Australian Prime Minister Scott Morrison on Monday announced that his country is reopening its borders to all visiting travellers from February 21.
“It’s almost two years since we took the decision to close the borders to Australia,” Morrison said after a meeting of the national security cabinet, ending one of the world’s strictest and longest-running pandemic travel restrictions.
He announced the borders will reopen to all visa holders “on the 21st of February of this year,” adding, “if you’re double vaccinated, we look forward to welcoming you back to Australia.”
Australia had closed its borders in March 2020 in the hope of protecting the island continent against a surging global Covid 19 pandemic.

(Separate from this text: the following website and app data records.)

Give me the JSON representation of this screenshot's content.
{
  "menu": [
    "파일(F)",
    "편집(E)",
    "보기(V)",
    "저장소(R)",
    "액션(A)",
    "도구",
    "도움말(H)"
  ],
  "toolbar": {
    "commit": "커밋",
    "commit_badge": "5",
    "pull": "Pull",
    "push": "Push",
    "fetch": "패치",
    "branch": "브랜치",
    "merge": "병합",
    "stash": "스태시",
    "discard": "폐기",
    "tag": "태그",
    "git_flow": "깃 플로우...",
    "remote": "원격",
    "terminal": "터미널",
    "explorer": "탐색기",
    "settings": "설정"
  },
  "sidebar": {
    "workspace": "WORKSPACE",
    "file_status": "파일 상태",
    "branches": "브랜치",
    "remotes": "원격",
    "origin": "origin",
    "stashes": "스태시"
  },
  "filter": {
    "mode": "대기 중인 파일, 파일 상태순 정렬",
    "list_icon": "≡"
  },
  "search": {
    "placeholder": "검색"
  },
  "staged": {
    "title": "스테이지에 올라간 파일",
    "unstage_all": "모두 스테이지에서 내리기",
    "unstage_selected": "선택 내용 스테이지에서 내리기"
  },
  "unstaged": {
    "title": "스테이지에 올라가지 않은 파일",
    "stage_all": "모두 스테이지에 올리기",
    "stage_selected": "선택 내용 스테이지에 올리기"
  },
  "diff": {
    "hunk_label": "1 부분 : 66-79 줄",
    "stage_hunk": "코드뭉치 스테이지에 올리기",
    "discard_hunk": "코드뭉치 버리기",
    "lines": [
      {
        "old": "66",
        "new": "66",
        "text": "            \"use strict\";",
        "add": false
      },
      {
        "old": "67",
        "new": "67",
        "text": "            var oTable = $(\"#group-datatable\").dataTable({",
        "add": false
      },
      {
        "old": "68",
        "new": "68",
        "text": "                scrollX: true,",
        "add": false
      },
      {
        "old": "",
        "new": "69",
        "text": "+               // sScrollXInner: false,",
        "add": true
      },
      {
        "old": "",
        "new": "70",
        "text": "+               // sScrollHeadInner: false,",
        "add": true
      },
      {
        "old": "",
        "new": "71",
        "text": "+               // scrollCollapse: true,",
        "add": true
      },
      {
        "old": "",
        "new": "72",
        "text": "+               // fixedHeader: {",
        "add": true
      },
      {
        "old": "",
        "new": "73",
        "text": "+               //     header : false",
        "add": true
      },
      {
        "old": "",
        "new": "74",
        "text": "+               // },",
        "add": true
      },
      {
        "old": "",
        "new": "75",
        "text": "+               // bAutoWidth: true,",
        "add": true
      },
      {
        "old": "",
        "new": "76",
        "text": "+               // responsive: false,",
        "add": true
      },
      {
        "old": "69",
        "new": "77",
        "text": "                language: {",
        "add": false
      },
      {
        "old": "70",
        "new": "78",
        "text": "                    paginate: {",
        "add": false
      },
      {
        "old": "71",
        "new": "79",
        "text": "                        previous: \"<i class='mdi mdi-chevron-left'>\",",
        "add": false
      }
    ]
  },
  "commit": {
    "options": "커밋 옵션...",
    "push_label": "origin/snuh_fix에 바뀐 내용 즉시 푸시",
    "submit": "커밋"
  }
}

For most of the time since then, Australians have been barred from leaving and only a handful of visitors have been granted exemptions to enter.
The rules have stranded nationals overseas, split families, hammered the country’s multi-billion-dollar tourist industry, and prompted often bitter debates about Australia’s status as a modern, open and outward-looking nation.
According to the Australian Chamber of Commerce and Industry, every month of border closures has cost businesses an estimated US$2.6 billion.
(With inputs from agencies)